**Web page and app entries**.
=== Section Start ===

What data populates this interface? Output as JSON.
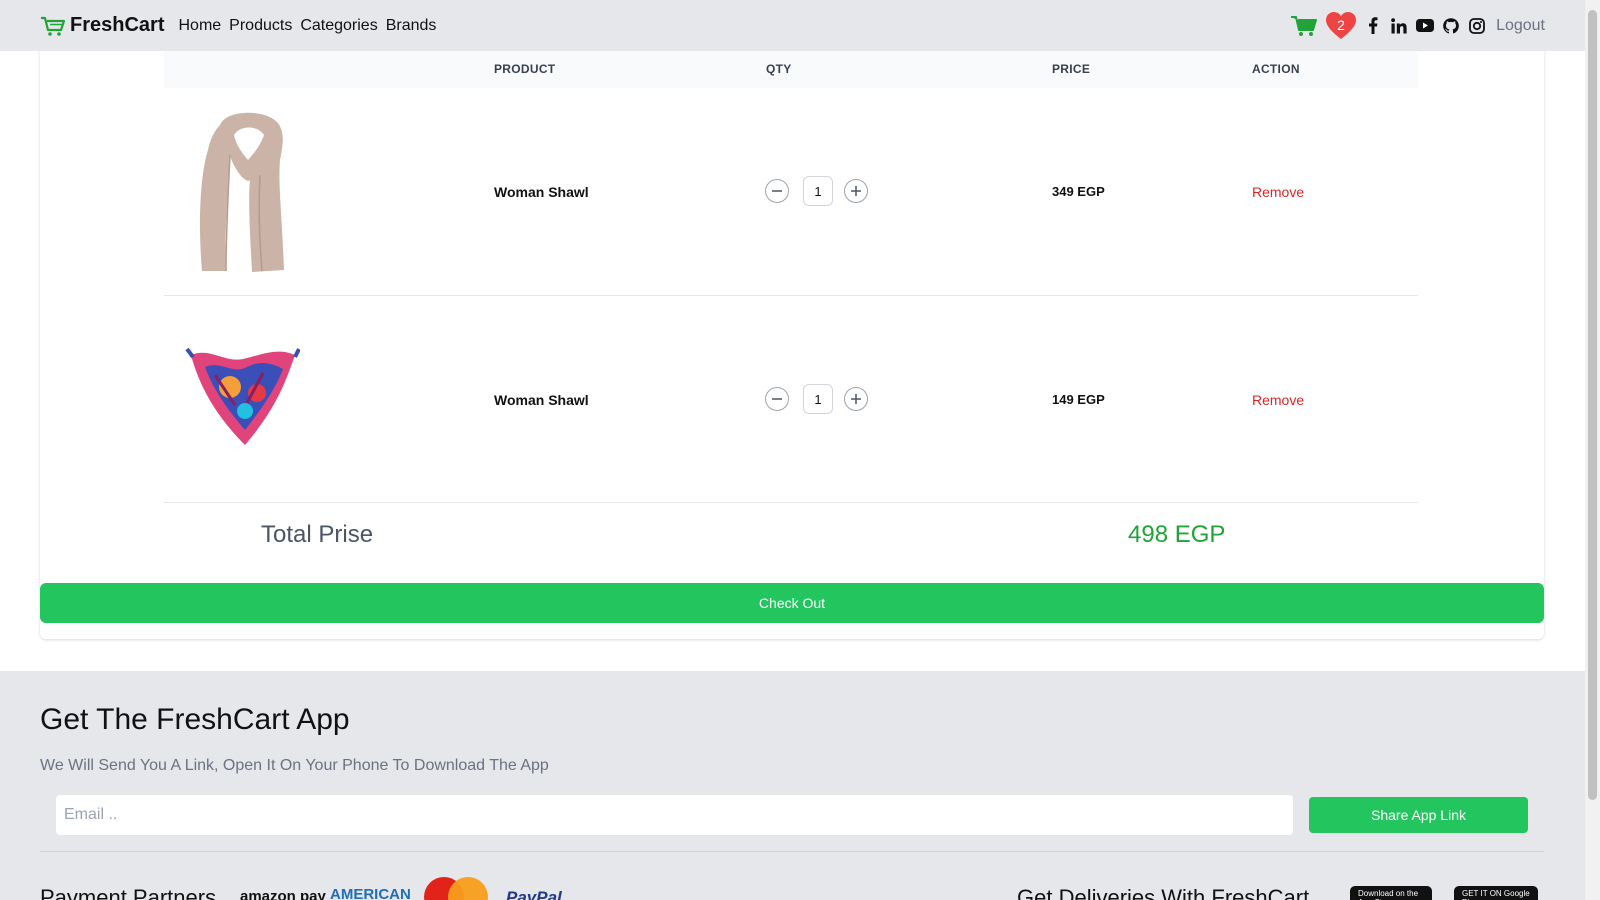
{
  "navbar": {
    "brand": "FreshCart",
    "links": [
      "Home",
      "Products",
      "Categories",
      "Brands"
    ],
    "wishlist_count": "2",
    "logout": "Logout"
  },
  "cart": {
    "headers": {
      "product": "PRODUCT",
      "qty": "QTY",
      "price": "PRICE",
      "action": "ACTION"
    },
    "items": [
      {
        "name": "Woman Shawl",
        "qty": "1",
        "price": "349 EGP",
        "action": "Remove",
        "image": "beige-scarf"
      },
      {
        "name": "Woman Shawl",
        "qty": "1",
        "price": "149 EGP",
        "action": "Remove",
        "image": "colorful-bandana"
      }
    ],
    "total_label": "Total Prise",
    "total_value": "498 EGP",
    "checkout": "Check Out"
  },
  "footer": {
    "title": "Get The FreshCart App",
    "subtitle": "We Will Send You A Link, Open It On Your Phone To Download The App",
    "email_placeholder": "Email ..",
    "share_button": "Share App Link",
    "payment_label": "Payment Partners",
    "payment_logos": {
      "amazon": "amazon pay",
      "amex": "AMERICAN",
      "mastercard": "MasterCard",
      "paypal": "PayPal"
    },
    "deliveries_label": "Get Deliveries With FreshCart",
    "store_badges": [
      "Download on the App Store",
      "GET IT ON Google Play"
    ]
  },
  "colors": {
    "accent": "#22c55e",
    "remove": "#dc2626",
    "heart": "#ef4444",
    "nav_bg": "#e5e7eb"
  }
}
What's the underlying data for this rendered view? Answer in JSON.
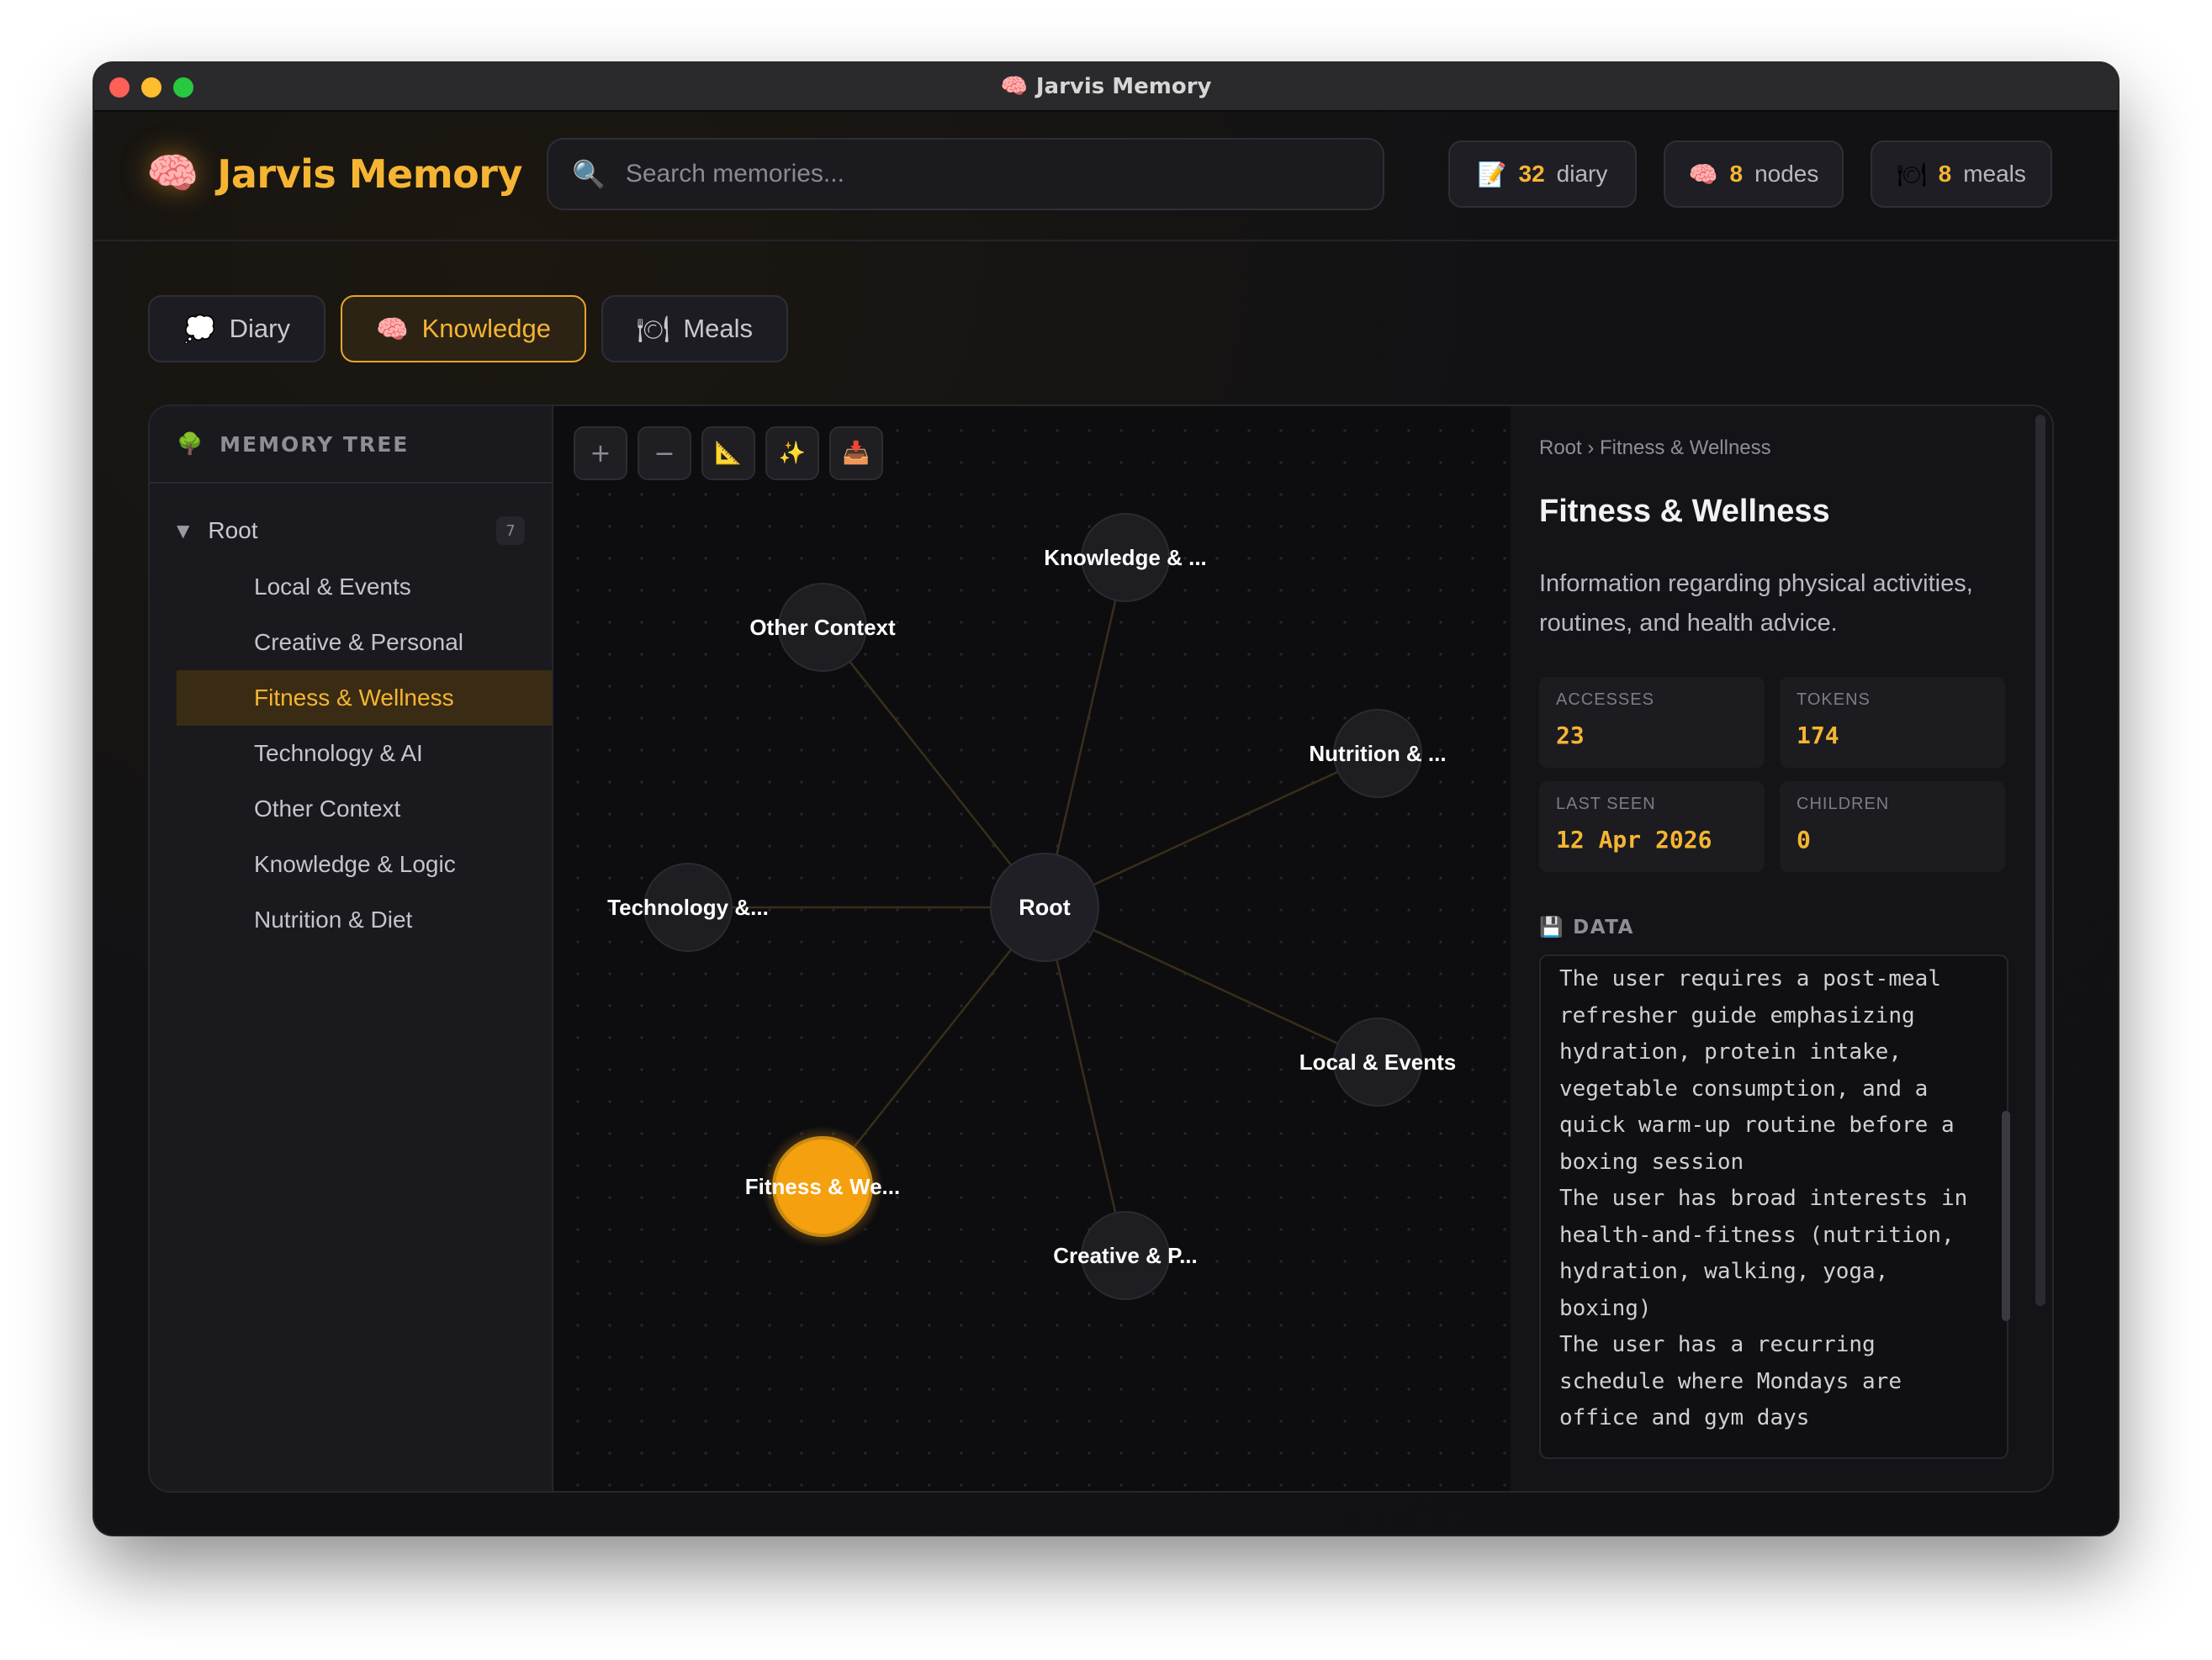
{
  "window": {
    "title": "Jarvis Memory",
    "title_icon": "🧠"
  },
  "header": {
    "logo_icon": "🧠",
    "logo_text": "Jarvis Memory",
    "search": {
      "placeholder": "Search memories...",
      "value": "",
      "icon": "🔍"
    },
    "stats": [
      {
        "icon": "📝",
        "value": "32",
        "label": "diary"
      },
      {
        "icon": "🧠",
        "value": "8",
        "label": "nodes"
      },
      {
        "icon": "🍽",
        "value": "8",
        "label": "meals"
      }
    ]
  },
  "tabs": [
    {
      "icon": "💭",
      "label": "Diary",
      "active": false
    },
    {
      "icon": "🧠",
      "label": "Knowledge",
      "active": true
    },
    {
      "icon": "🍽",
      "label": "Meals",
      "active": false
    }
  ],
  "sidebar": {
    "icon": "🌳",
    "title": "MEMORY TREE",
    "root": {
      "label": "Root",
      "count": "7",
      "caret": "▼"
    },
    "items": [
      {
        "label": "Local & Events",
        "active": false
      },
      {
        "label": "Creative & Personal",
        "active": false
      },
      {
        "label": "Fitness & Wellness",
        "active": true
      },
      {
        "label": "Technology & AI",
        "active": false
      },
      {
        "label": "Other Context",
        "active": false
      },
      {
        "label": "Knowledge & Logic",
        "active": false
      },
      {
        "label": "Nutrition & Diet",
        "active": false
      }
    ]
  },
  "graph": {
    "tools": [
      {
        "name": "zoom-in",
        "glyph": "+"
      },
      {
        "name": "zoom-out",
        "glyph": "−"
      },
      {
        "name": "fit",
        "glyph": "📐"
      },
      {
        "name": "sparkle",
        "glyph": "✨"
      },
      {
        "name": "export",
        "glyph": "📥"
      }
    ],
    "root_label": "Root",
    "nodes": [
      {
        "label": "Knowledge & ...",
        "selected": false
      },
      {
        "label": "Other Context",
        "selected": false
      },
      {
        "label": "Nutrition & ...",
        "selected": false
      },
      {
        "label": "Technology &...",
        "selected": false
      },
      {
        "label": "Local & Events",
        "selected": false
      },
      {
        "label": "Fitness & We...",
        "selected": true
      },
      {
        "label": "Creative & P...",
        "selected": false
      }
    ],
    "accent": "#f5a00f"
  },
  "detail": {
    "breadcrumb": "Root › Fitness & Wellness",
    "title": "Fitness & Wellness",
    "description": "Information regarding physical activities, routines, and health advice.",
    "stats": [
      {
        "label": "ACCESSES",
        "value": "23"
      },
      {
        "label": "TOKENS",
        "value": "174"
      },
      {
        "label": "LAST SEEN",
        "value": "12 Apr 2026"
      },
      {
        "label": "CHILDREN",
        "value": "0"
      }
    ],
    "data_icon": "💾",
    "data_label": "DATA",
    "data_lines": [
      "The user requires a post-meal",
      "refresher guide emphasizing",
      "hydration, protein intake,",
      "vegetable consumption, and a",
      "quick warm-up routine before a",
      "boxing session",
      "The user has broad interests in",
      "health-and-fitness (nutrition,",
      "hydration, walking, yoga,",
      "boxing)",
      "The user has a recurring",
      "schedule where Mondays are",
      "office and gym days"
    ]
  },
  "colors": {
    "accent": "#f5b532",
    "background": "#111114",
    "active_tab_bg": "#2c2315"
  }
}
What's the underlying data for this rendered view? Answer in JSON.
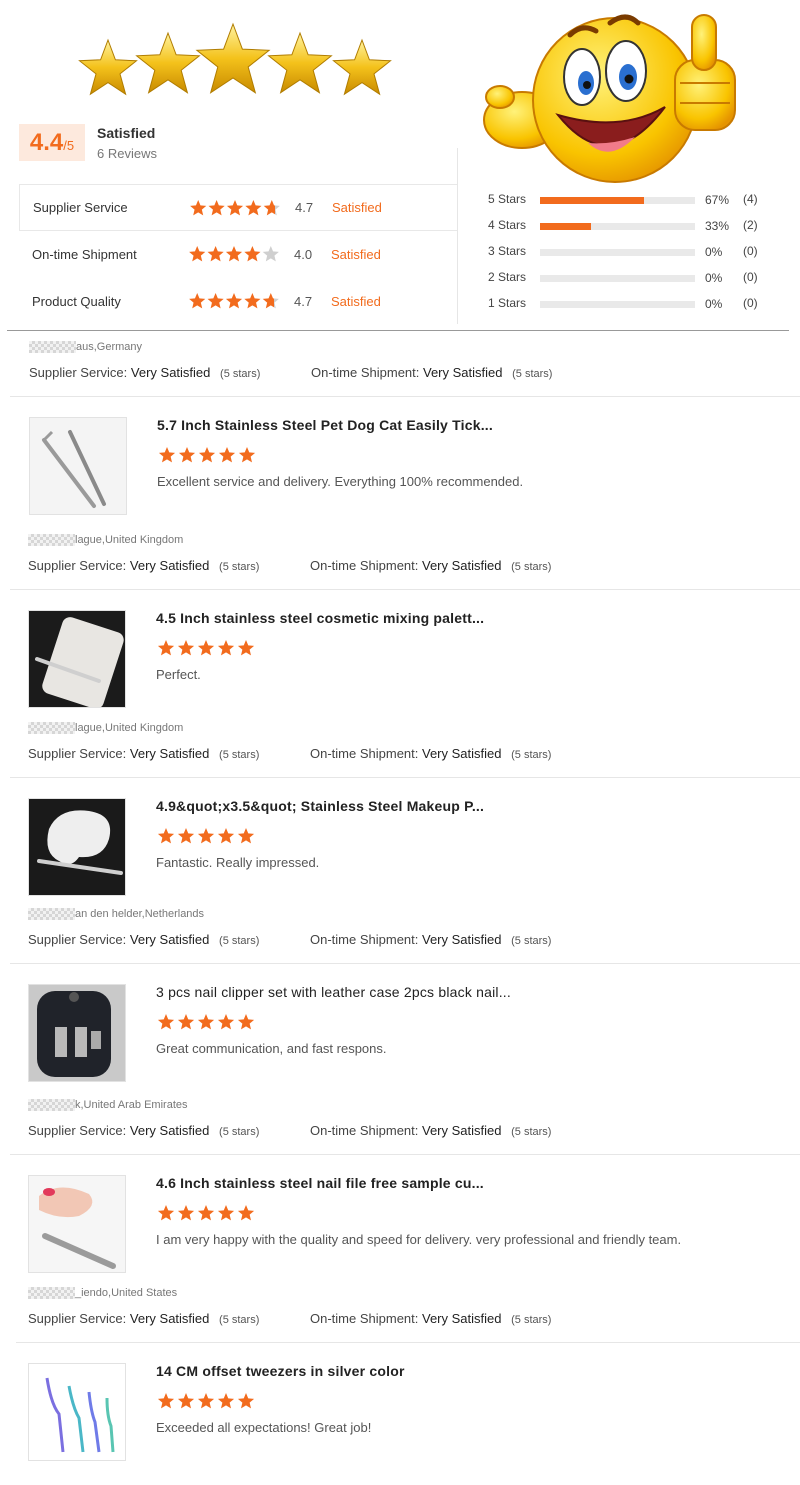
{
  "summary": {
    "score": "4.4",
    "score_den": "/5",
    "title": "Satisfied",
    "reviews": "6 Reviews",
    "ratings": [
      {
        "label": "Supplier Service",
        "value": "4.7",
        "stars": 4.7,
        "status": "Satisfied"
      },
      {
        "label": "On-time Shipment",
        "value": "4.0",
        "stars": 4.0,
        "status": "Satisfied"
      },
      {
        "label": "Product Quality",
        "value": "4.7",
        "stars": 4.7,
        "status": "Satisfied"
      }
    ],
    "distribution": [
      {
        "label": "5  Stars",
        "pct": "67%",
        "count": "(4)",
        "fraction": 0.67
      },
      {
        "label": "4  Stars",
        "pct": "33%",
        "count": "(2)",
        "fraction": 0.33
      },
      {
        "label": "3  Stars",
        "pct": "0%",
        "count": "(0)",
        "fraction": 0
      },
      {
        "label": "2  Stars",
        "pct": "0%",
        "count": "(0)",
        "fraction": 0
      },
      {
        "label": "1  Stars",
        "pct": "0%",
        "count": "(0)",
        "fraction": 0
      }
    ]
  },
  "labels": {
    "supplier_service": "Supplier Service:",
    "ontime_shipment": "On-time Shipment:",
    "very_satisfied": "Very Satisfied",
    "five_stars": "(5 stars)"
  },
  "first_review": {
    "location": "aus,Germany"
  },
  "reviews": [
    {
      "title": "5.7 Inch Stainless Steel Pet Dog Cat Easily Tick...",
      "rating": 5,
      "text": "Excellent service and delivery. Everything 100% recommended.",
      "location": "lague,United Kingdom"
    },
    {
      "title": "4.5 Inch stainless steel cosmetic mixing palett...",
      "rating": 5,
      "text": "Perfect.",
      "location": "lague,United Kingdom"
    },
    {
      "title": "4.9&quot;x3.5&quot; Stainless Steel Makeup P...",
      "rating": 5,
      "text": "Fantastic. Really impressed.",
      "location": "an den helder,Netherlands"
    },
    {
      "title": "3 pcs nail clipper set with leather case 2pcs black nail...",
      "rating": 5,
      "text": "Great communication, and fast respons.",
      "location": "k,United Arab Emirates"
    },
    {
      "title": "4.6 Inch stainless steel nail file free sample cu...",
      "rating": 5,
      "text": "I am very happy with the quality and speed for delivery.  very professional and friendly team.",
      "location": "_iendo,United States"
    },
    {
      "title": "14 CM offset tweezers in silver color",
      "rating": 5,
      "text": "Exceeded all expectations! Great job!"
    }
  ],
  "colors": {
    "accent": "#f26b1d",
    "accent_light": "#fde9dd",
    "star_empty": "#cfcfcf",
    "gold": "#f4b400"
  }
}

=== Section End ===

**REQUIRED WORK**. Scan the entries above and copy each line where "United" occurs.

**EXERCISE RESULT**.
      "location": "lague,United Kingdom"
      "location": "lague,United Kingdom"
      "location": "k,United Arab Emirates"
      "location": "_iendo,United States"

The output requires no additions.